I saw an article in a newsletter titled, ‘Fiverr: it’s bad, guys — it’s bad.’
As a designer myself and someone who helps to steer people away from this platform, I just had to click and give it a read.
The author, Geoffrey Bunting, is right: It’s bad.
His argument takes a deep dive, investigating the platform’s messaging, the way it treats its workers, the impact on its customers, and its ultimate impact on the value of design as a whole.
To sum it up, “…in the pursuit of profit and haste Fiverr leaves all its users behind.”
The author goes on to say that you get what you pay for.
I’d like to extend his conclusion to say — and what you (don’t) pay for hurts you and the worker. It’s time we talk about how underpaying for things hurts someone other than ourselves.
But, My Budget is Small…
I get that. Believe me, I do. I started my own company with $1,000 and have bootstrapped it all the way.
As a result, financial resources (or the lack thereof) have always been top of mind. Platforms like Fiverr — as well as the underpriced freelancer — play right into that barrier and my related anxiety by prostrating that they are more affordable than my other options.
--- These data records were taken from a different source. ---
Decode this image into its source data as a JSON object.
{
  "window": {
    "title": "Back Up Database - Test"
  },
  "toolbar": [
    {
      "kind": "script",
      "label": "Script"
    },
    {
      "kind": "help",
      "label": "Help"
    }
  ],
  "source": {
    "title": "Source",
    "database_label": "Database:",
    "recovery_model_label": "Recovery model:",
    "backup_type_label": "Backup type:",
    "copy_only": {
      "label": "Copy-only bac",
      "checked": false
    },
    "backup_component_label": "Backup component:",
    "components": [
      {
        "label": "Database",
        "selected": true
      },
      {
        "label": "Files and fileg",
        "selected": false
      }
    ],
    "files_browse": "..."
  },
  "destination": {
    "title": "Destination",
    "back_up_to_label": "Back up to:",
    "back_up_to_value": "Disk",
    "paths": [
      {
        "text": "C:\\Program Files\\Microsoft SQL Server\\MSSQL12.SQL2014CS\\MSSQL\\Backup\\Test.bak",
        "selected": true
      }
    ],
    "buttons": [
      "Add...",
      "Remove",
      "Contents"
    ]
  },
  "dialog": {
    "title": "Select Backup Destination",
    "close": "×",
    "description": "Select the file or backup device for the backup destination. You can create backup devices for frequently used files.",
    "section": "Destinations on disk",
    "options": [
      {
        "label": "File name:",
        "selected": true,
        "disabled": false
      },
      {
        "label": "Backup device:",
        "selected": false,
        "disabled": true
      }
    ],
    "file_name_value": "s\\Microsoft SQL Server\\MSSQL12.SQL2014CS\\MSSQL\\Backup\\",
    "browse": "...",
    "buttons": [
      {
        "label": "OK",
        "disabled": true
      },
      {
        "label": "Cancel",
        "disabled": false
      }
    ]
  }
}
Then they omit that the deliverables won’t be of the same quality or reliability as the higher-priced options.
How could they be? I know that I have to cut back on what I do and how I do it to reign in my costs so I can offer my services at a lower price. But I also know the line and decline projects that don’t allow me to pay my people fairly or deliver a product that provides tangible value to my client.
Alas Fiverr, as an example, actively neglects to moderate its users. See their terms and conditions: “Fiverr does not check user uploaded/created content for violations of copyright or other rights.”
Does this dichotomy mean there isn’t price variation for any given product or service? Absolutely not. There’s a valid range for everything. But if you see a significant dropoff, question what you’re getting. You could spend what little capital you have to get something that doesn’t cut the mustard.
Did you win? Likely not.
And You’re Not the Only One Who Lost
Especially now, when so much is uncertain, and budgets are restricted, we must understand that when we underpay for a product or service, there’s a human being on the other side that’s negatively impacted by that choice.
That person needs to keep their own lights on for themselves or for themselves and their family. They should not have to succumb to an endless hamster wheel, or worse working themselves into depression for next to nothing as Fievrr’s ill-fated “in doers we trust” campaign” seemed to advocate.
We all must look in the mirror and acknowledge that these platforms, desperate freelancers, and struggling indie agencies wouldn’t be in this position if we ourselves weren’t so fond of the cheap option.
We can and need to do better.
Leaders Must Break Up with Sexy-Cheap
As the leader of your organization or someone with enough agency to be making purchase decisions, you have the opportunity to think differently.
Valuing your people must extend beyond your direct hires to anyone with whom you contract.
As a business owner, I take paying my people fairly incredibly seriously. In fact, we operate on a collective model, which means they name their rate for each project, and I always probe to make sure it’s a number they feel properly values their time and talents.
Beyond that, I treat anyone I contract with — from my lawyer to my coach and anyone in between — with the same respect. I refuse to ask people to donate their time or do it on the cheap. If that means I need to save up or pay for their advice only and do the work myself, so be it.
Being valued is something you gain a unique appreciation for as a business owner. When I started my career, it was hard to command a fair wage. I did what I had to do to build my credibility and my portfolio so I could change that, but the lessons I learned remained.
I need to be able to take care of myself. I need to be able to pay my people at a rate that allows them to do the same. We all deserve that dignity.
What’s more, we all reap the benefits when we invest in each other. I can do my best work for my clients. My team is enabled and engaged in doing the same. You, the client, get the quality, reliable results that will provide actual value to move your proverbial needle.
At the end of the day, anything less devalues all of us and leaves us all behind.